Exercise prompt —
Can you restate the records below word for word?

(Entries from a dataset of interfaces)
☆ ☆ ☆ ☆ ☆

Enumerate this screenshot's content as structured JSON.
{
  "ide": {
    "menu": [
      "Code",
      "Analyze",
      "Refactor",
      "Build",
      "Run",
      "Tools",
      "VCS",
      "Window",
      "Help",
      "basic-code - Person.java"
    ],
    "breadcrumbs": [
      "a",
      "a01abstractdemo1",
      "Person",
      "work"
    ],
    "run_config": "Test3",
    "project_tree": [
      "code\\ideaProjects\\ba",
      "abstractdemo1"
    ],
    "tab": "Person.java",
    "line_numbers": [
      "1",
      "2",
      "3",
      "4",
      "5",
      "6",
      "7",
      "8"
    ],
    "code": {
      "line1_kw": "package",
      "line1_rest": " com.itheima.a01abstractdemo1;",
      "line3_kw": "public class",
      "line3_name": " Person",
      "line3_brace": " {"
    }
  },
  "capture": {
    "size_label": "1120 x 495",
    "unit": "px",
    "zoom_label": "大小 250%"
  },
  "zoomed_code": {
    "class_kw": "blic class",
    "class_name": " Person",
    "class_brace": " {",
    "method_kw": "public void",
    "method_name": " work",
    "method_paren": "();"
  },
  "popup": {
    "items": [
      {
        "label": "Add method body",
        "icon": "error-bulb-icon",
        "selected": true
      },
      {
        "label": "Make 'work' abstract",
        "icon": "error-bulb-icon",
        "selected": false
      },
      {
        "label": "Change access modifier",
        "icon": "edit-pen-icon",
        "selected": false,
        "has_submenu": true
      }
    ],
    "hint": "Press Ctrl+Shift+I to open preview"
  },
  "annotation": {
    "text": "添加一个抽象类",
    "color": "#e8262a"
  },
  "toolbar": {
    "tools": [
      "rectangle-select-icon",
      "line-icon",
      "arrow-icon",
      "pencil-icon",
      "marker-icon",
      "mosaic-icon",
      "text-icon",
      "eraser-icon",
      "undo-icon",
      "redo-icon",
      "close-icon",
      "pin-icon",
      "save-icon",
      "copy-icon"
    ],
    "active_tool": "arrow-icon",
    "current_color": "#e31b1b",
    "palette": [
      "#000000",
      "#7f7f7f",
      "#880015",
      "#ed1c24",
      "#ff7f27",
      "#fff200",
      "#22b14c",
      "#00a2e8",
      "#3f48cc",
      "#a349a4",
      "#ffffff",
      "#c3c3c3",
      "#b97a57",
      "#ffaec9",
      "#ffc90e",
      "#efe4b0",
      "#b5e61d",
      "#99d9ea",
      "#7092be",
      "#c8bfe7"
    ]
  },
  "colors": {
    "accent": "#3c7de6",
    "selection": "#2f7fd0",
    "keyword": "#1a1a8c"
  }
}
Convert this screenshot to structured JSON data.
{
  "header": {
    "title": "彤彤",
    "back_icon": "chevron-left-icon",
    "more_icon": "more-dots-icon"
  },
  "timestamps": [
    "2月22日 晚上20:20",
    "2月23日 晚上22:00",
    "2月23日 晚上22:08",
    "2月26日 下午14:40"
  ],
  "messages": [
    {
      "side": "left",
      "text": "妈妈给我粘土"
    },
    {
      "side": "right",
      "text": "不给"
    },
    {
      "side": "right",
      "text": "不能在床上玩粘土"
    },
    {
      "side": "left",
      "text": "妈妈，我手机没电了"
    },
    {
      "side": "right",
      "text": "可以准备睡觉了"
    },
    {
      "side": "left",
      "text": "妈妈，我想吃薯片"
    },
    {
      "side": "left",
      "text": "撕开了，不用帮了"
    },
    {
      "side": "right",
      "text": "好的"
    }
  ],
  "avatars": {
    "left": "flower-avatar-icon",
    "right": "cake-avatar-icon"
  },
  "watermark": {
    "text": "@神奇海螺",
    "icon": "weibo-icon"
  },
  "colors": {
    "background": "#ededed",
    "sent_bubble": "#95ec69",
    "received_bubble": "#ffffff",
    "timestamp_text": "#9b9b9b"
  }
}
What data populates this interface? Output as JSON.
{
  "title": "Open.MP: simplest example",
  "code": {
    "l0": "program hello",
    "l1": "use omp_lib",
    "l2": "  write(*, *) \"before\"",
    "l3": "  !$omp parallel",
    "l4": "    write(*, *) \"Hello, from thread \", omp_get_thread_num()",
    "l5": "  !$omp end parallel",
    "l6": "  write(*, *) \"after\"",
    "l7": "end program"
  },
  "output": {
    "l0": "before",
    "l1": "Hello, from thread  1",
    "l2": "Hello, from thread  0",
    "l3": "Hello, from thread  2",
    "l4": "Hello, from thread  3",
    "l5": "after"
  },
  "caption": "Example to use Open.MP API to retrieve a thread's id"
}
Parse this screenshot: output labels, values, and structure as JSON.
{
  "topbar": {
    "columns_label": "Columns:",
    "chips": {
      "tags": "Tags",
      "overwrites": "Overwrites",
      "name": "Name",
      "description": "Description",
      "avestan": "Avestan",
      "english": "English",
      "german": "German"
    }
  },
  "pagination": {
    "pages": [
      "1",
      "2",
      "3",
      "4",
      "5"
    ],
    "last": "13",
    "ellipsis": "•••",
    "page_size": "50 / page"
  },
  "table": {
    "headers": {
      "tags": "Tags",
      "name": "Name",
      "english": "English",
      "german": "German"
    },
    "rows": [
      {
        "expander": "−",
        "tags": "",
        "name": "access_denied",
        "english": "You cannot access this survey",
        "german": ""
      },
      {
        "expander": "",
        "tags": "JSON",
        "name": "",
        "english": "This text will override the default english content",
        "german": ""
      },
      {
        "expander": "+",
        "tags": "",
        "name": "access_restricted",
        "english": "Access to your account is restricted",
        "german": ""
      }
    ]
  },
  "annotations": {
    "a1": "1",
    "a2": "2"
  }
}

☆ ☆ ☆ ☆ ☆

Task response —
Enumerate this screenshot's content as structured JSON.
{
  "ide": {
    "menu": [
      "Code",
      "Analyze",
      "Refactor",
      "Build",
      "Run",
      "Tools",
      "VCS",
      "Window",
      "Help",
      "basic-code - Person.java"
    ],
    "breadcrumbs": [
      "a",
      "a01abstractdemo1",
      "Person",
      "work"
    ],
    "run_config": "Test3",
    "project_tree": [
      "code\\ideaProjects\\ba",
      "abstractdemo1"
    ],
    "tab": "Person.java",
    "line_numbers": [
      "1",
      "2",
      "3",
      "4",
      "5",
      "6",
      "7",
      "8"
    ],
    "code": {
      "line1_kw": "package",
      "line1_rest": " com.itheima.a01abstractdemo1;",
      "line3_kw": "public class",
      "line3_name": " Person",
      "line3_brace": " {"
    }
  },
  "capture": {
    "size_label": "1120 x 495",
    "unit": "px",
    "zoom_label": "大小 250%"
  },
  "zoomed_code": {
    "class_kw": "blic class",
    "class_name": " Person",
    "class_brace": " {",
    "method_kw": "public void",
    "method_name": " work",
    "method_paren": "();"
  },
  "popup": {
    "items": [
      {
        "label": "Add method body",
        "icon": "error-bulb-icon",
        "selected": true
      },
      {
        "label": "Make 'work' abstract",
        "icon": "error-bulb-icon",
        "selected": false
      },
      {
        "label": "Change access modifier",
        "icon": "edit-pen-icon",
        "selected": false,
        "has_submenu": true
      }
    ],
    "hint": "Press Ctrl+Shift+I to open preview"
  },
  "annotation": {
    "text": "添加一个抽象类",
    "color": "#e8262a"
  },
  "toolbar": {
    "tools": [
      "rectangle-select-icon",
      "line-icon",
      "arrow-icon",
      "pencil-icon",
      "marker-icon",
      "mosaic-icon",
      "text-icon",
      "eraser-icon",
      "undo-icon",
      "redo-icon",
      "close-icon",
      "pin-icon",
      "save-icon",
      "copy-icon"
    ],
    "active_tool": "arrow-icon",
    "current_color": "#e31b1b",
    "palette": [
      "#000000",
      "#7f7f7f",
      "#880015",
      "#ed1c24",
      "#ff7f27",
      "#fff200",
      "#22b14c",
      "#00a2e8",
      "#3f48cc",
      "#a349a4",
      "#ffffff",
      "#c3c3c3",
      "#b97a57",
      "#ffaec9",
      "#ffc90e",
      "#efe4b0",
      "#b5e61d",
      "#99d9ea",
      "#7092be",
      "#c8bfe7"
    ]
  },
  "colors": {
    "accent": "#3c7de6",
    "selection": "#2f7fd0",
    "keyword": "#1a1a8c"
  }
}
Convert this screenshot to structured JSON data.
{
  "header": {
    "title": "彤彤",
    "back_icon": "chevron-left-icon",
    "more_icon": "more-dots-icon"
  },
  "timestamps": [
    "2月22日 晚上20:20",
    "2月23日 晚上22:00",
    "2月23日 晚上22:08",
    "2月26日 下午14:40"
  ],
  "messages": [
    {
      "side": "left",
      "text": "妈妈给我粘土"
    },
    {
      "side": "right",
      "text": "不给"
    },
    {
      "side": "right",
      "text": "不能在床上玩粘土"
    },
    {
      "side": "left",
      "text": "妈妈，我手机没电了"
    },
    {
      "side": "right",
      "text": "可以准备睡觉了"
    },
    {
      "side": "left",
      "text": "妈妈，我想吃薯片"
    },
    {
      "side": "left",
      "text": "撕开了，不用帮了"
    },
    {
      "side": "right",
      "text": "好的"
    }
  ],
  "avatars": {
    "left": "flower-avatar-icon",
    "right": "cake-avatar-icon"
  },
  "watermark": {
    "text": "@神奇海螺",
    "icon": "weibo-icon"
  },
  "colors": {
    "background": "#ededed",
    "sent_bubble": "#95ec69",
    "received_bubble": "#ffffff",
    "timestamp_text": "#9b9b9b"
  }
}
What data populates this interface? Output as JSON.
{
  "title": "Open.MP: simplest example",
  "code": {
    "l0": "program hello",
    "l1": "use omp_lib",
    "l2": "  write(*, *) \"before\"",
    "l3": "  !$omp parallel",
    "l4": "    write(*, *) \"Hello, from thread \", omp_get_thread_num()",
    "l5": "  !$omp end parallel",
    "l6": "  write(*, *) \"after\"",
    "l7": "end program"
  },
  "output": {
    "l0": "before",
    "l1": "Hello, from thread  1",
    "l2": "Hello, from thread  0",
    "l3": "Hello, from thread  2",
    "l4": "Hello, from thread  3",
    "l5": "after"
  },
  "caption": "Example to use Open.MP API to retrieve a thread's id"
}
Parse this screenshot: output labels, values, and structure as JSON.
{
  "topbar": {
    "columns_label": "Columns:",
    "chips": {
      "tags": "Tags",
      "overwrites": "Overwrites",
      "name": "Name",
      "description": "Description",
      "avestan": "Avestan",
      "english": "English",
      "german": "German"
    }
  },
  "pagination": {
    "pages": [
      "1",
      "2",
      "3",
      "4",
      "5"
    ],
    "last": "13",
    "ellipsis": "•••",
    "page_size": "50 / page"
  },
  "table": {
    "headers": {
      "tags": "Tags",
      "name": "Name",
      "english": "English",
      "german": "German"
    },
    "rows": [
      {
        "expander": "−",
        "tags": "",
        "name": "access_denied",
        "english": "You cannot access this survey",
        "german": ""
      },
      {
        "expander": "",
        "tags": "JSON",
        "name": "",
        "english": "This text will override the default english content",
        "german": ""
      },
      {
        "expander": "+",
        "tags": "",
        "name": "access_restricted",
        "english": "Access to your account is restricted",
        "german": ""
      }
    ]
  },
  "annotations": {
    "a1": "1",
    "a2": "2"
  }
}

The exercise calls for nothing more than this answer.